Description of the task: If a line in the data contains "title", copy it out.

Data records for software interfaces:

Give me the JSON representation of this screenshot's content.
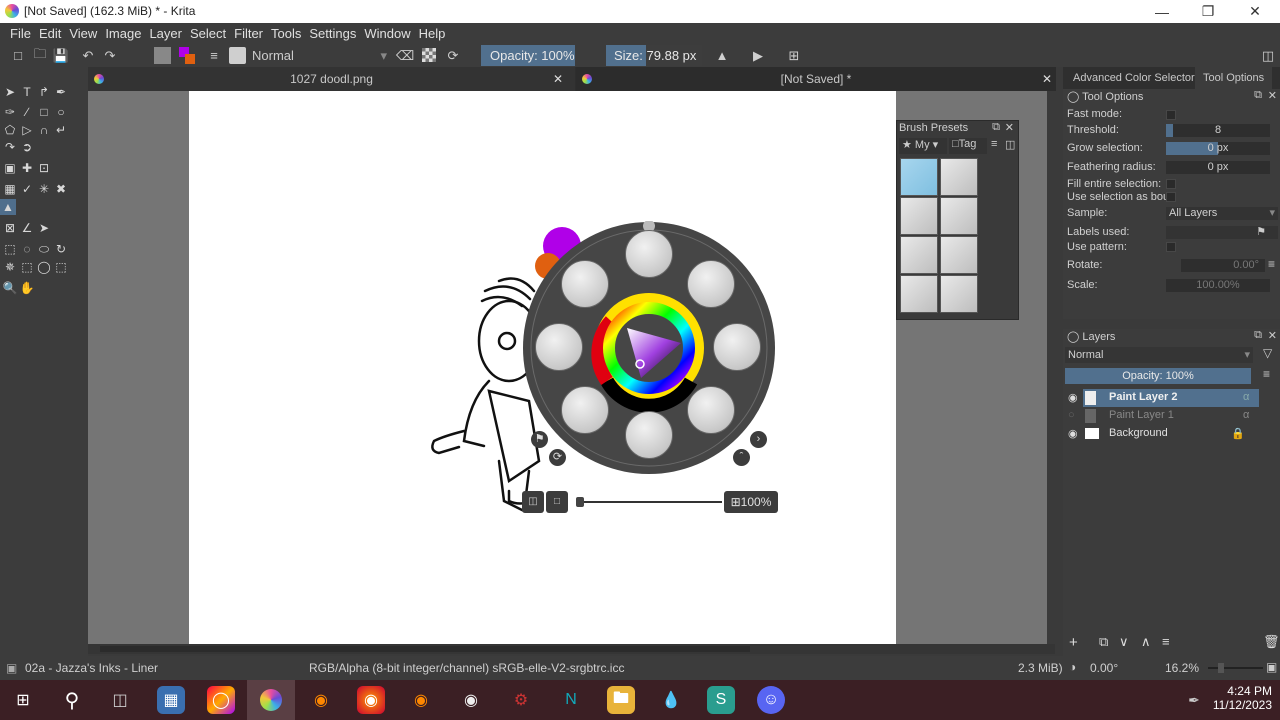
{
  "window": {
    "title": "[Not Saved]  (162.3 MiB)  * - Krita",
    "minimize_icon": "minimize-icon",
    "maximize_icon": "restore-icon",
    "close_icon": "close-icon"
  },
  "menu": [
    "File",
    "Edit",
    "View",
    "Image",
    "Layer",
    "Select",
    "Filter",
    "Tools",
    "Settings",
    "Window",
    "Help"
  ],
  "toolbar": {
    "blend_mode": "Normal",
    "opacity": "Opacity: 100%",
    "size": "Size: 79.88 px",
    "foreground_color": "#b000e8",
    "background_color": "#e06010"
  },
  "tabs": [
    {
      "label": "1027 doodl.png",
      "active": false
    },
    {
      "label": "[Not Saved]  *",
      "active": true
    }
  ],
  "tools": [
    [
      "select-shapes",
      "text",
      "edit-shapes",
      "calligraphy"
    ],
    [
      "freehand-brush",
      "line",
      "rectangle",
      "ellipse"
    ],
    [
      "polygon",
      "polyline",
      "bezier",
      "freehand-path"
    ],
    [
      "dynamic-brush",
      "multibrush"
    ],
    [
      "transform",
      "move",
      "crop"
    ],
    [
      "gradient",
      "color-picker",
      "smart-patch",
      "fill-reference"
    ],
    [
      "fill"
    ],
    [
      "assistant",
      "measure",
      "reference-pin"
    ],
    [
      "rect-select",
      "ellipse-select",
      "polygon-select",
      "freehand-select"
    ],
    [
      "contiguous-select",
      "similar-select",
      "bezier-select",
      "magnetic-select"
    ],
    [
      "zoom",
      "pan"
    ]
  ],
  "docker_tabs": [
    "Advanced Color Selector",
    "Tool Options"
  ],
  "tool_options": {
    "title": "Tool Options",
    "fast_mode": "Fast mode:",
    "threshold_label": "Threshold:",
    "threshold_value": "8",
    "grow_label": "Grow selection:",
    "grow_value": "0 px",
    "feather_label": "Feathering radius:",
    "feather_value": "0 px",
    "fill_entire": "Fill entire selection:",
    "use_selection": "Use selection as bou",
    "sample_label": "Sample:",
    "sample_value": "All Layers",
    "labels_label": "Labels used:",
    "pattern_label": "Use pattern:",
    "rotate_label": "Rotate:",
    "rotate_value": "0.00°",
    "scale_label": "Scale:",
    "scale_value": "100.00%"
  },
  "brush_presets": {
    "title": "Brush Presets",
    "filter": "My",
    "tag": "Tag"
  },
  "layers": {
    "title": "Layers",
    "blend_mode": "Normal",
    "opacity": "Opacity:  100%",
    "items": [
      {
        "name": "Paint Layer 2",
        "selected": true,
        "visible": true
      },
      {
        "name": "Paint Layer 1",
        "selected": false,
        "visible": false
      },
      {
        "name": "Background",
        "selected": false,
        "visible": true
      }
    ]
  },
  "popup_palette": {
    "zoom": "100%"
  },
  "status": {
    "brush": "02a - Jazza's Inks - Liner",
    "color_profile": "RGB/Alpha (8-bit integer/channel)  sRGB-elle-V2-srgbtrc.icc",
    "memory": "2.3 MiB)",
    "rotation": "0.00°",
    "zoom": "16.2%"
  },
  "taskbar": {
    "time": "4:24 PM",
    "date": "11/12/2023",
    "apps": [
      "start",
      "search",
      "task-view",
      "calculator",
      "creative-cloud",
      "krita",
      "blender",
      "firefox",
      "blender-2",
      "obs",
      "gpu-tweak",
      "app-n",
      "file-explorer",
      "paint-drop",
      "surfshark",
      "discord"
    ]
  }
}
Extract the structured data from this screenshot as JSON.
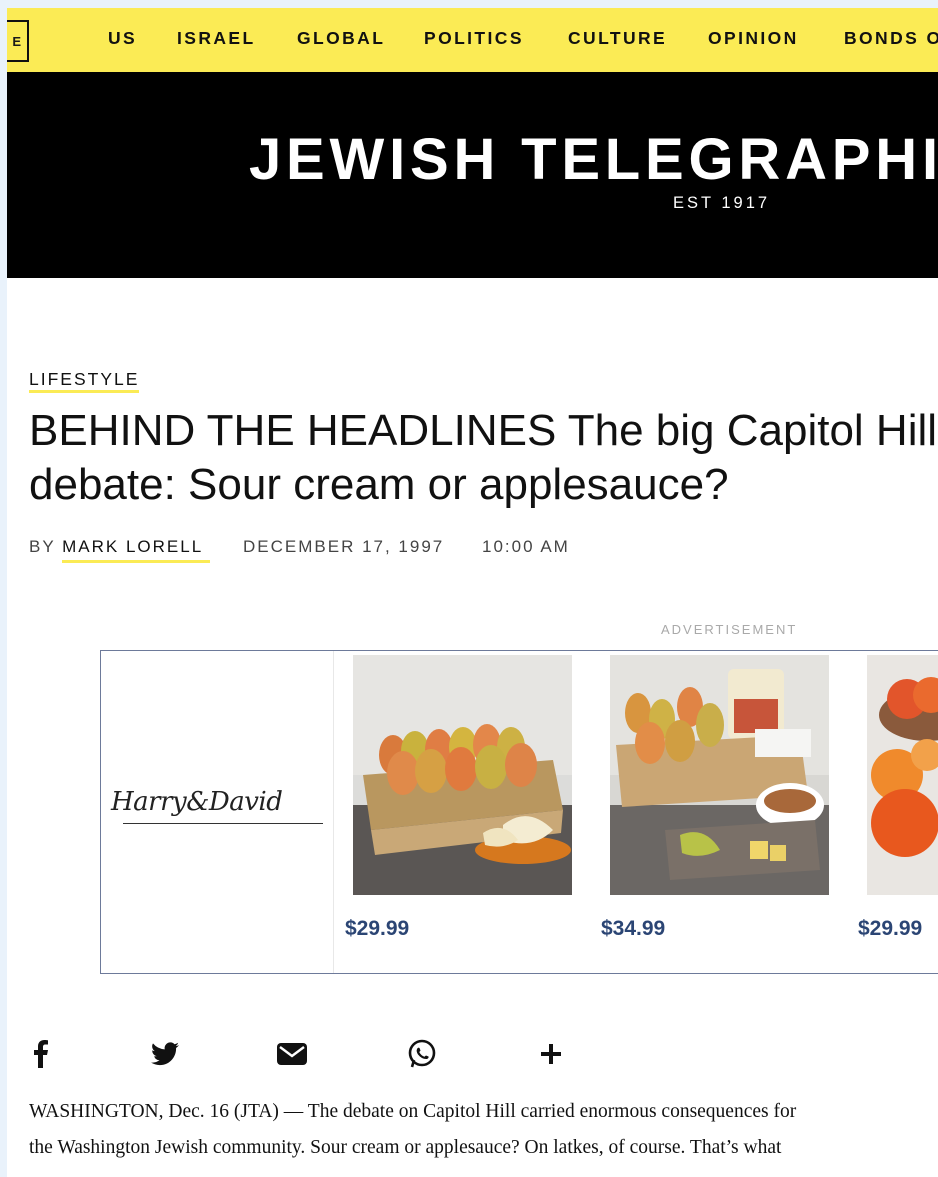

Solution to this exercise:
    "title": "[Not Saved]  (162.3 MiB)  * - Krita",
    "title": "Tool Options",
    "title": "Brush Presets",
    "title": "Layers",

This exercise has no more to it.